    Nicoel Contributing Member

    Jan 4, 2015
    Likes Received:

    How do you jump into action?

    Discussion in 'General Writing' started by Nicoel, Jun 2, 2015.

    I'm fairly decent at writing homely everyday scenes, but I do need to include action scenes and I just don't know how to start them.

    An example is like, "Suddenly, my phone started making a weird siren noise and the shock of it made me drop it." This just feels weak and inexperienced for a sentence.

    How would you go from a character just standing there chatting, then an attacker comes from the shadows and tackles them to the ground? (In first person - when I write in third person my tense and perspective get's confused easily)
  2. jannert

    jannert Contributing Member Supporter Contributor

    Mar 7, 2013
    Likes Received:
    If it were me, I'd just keep writing as you are, including the weak, inexperienced and boring sentences. Get your characters into the action scene any way you can. THEN, once you're finished with your story, go back and edit it. Most of the time these kinds of 'introductions' to action scenes are best fixed by simply removing them. Find the point where your reader actually needs to enter the scene. That's what you fix during the edit.

    I love the phrase 'literary throat-clearing.' You know, all that harrumph, cough, unaccustomed-as-I-am-to-public-speaking noises you make before you start an actual speech in front of a group of people? That's what you end up clearing out of your writing. But rather than worrying about it when you're writing your first draft, just keep going. Then, during the edit, concentrate on the point where the action begins, and see what you can do to pare away the preliminaries.
    Last edited: Jun 2, 2015
    Nicoel and ChickenFreak like this.
  3. Jared Carter

    Jared Carter Member

    Jan 23, 2013
    Likes Received:
    For jumping into action, I wouldn't start it with suddenly. Not a big fan of suddenly. I believe it cheapens the effect and comes across as a form of telling rather than showing. If its sudden, then make it sudden to the readers.

    For your example, I would've written it something like: "Once I slipped the phone from my pocket, the wailing of a siren emanated from it and an electric shock surged from its circuitry and singed my hand, making me drop it to the ceramic floor. The phone's faceplate popped free as it clattered against the tiles, exposing its innards, and the siren ceased. I clutched my chest as my heart raced out of control. Dammit! Someone is trying to kill me!"

    I don't know if this is how you would've interpreted this scene, but this is what I wrote based on what you gave me. I just thought it could be fleshed out a little more.

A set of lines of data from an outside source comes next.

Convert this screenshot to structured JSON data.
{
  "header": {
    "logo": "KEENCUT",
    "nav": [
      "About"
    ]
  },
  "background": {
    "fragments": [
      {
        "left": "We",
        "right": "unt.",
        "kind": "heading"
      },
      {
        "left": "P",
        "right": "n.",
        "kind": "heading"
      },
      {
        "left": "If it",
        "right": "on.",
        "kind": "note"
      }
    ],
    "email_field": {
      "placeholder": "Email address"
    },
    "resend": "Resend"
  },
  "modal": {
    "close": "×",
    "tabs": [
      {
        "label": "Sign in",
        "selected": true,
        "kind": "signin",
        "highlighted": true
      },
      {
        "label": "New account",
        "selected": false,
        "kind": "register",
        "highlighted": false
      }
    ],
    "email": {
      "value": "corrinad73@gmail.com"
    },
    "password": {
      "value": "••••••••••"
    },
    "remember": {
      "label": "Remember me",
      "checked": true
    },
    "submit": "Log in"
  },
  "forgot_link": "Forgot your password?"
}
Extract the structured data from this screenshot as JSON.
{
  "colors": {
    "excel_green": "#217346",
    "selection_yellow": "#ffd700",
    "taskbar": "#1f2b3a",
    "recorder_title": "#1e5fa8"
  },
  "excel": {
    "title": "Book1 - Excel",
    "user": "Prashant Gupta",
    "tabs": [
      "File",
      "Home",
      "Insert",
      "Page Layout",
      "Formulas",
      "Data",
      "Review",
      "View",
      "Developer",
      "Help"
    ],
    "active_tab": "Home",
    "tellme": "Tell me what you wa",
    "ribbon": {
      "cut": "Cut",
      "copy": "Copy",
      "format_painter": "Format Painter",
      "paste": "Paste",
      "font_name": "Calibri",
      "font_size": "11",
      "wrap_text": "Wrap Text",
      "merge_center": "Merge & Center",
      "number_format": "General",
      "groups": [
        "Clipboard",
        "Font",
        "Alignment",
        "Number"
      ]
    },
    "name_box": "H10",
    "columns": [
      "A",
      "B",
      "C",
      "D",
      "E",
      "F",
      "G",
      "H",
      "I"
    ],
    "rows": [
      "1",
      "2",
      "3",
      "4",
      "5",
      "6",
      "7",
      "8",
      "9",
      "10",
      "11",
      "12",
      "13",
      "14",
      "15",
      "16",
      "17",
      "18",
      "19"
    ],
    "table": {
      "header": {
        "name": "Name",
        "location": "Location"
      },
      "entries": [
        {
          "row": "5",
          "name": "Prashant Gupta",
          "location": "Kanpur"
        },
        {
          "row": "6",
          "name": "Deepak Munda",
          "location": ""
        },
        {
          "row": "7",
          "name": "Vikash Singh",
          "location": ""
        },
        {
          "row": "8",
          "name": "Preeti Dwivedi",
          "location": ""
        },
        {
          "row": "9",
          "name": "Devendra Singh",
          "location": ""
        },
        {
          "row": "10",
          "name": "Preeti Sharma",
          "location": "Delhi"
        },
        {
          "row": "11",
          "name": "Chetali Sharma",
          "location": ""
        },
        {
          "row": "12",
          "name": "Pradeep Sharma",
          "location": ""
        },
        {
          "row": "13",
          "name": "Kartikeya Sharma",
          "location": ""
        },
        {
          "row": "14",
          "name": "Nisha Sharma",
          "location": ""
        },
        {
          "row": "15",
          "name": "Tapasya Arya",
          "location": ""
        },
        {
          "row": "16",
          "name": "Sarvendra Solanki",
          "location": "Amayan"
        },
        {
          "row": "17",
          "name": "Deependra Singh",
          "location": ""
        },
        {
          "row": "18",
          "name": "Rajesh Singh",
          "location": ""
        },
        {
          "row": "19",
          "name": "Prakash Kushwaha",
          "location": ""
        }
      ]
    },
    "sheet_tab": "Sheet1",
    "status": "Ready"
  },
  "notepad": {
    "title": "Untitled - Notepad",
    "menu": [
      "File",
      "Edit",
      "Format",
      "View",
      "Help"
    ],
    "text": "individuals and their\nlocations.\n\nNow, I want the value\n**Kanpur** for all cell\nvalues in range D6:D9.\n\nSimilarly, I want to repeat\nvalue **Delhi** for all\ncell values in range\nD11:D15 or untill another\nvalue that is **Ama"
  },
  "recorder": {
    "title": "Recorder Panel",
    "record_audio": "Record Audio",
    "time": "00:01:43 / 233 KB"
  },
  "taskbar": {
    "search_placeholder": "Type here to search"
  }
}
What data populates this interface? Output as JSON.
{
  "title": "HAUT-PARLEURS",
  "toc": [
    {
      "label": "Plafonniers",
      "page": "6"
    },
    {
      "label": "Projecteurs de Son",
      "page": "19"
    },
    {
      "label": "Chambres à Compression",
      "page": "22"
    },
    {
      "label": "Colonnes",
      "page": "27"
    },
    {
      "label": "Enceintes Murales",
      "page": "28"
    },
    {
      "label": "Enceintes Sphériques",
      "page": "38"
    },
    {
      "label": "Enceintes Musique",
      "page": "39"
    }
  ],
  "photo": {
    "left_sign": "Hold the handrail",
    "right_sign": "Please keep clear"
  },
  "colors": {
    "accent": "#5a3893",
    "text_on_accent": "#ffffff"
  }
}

Not only is detail important for conveying action, but you should also give some kind of impression of what the protagonist is feeling in response to the action. I hope this helps.
  4. ChickenFreak

    ChickenFreak Contributing Member Contributor

    Mar 9, 2010
    Likes Received:
    I love soup. Especially when I have a little bit of a sore throat. This was just the right kind, bisque, a little creamy but not too much. I dipped my spoon and slurped, dipped and slurped, settling into perfect contentment.

    The phone rang with a howl more suited to an air raid siren. I dropped my spoon, splattering creamy pinkness across the perfect beige carpet. Dammit.
    Nicoel and peachalulu like this.
  5. BayView

    BayView Contributing Member Contributor

    Sep 6, 2014
    Likes Received:
    I think there are at least two approaches - the "suddenly" approach (whether you use that word or not) and the "and finally" approach (again, not necessarily using those words). That is, the action can come as a total surprise, or it can be foreshadowed or led up to.

    Is your character eating pink bisque, or is she searching for her lost daughter at the mall with increasing alarm and finally panic?

    In general, I'd say your example sentence feels distant from the action. You can get in closer to your character and be a bit more descriptive to give a stronger reader response:

    The siren pierced my skull and shattered my thoughts. My whole body jerked, my fingers spasming with alarm, and my phone tumbled to the concrete floor. Only as it fell did I realize it was the source of the horrible noise.
    Lots of different versions! I think the key is to try to focus on your character, not on the action itself. You want your readers to do more than just understand what's going on.
    Nicoel and SethLoki like this.

Share This Page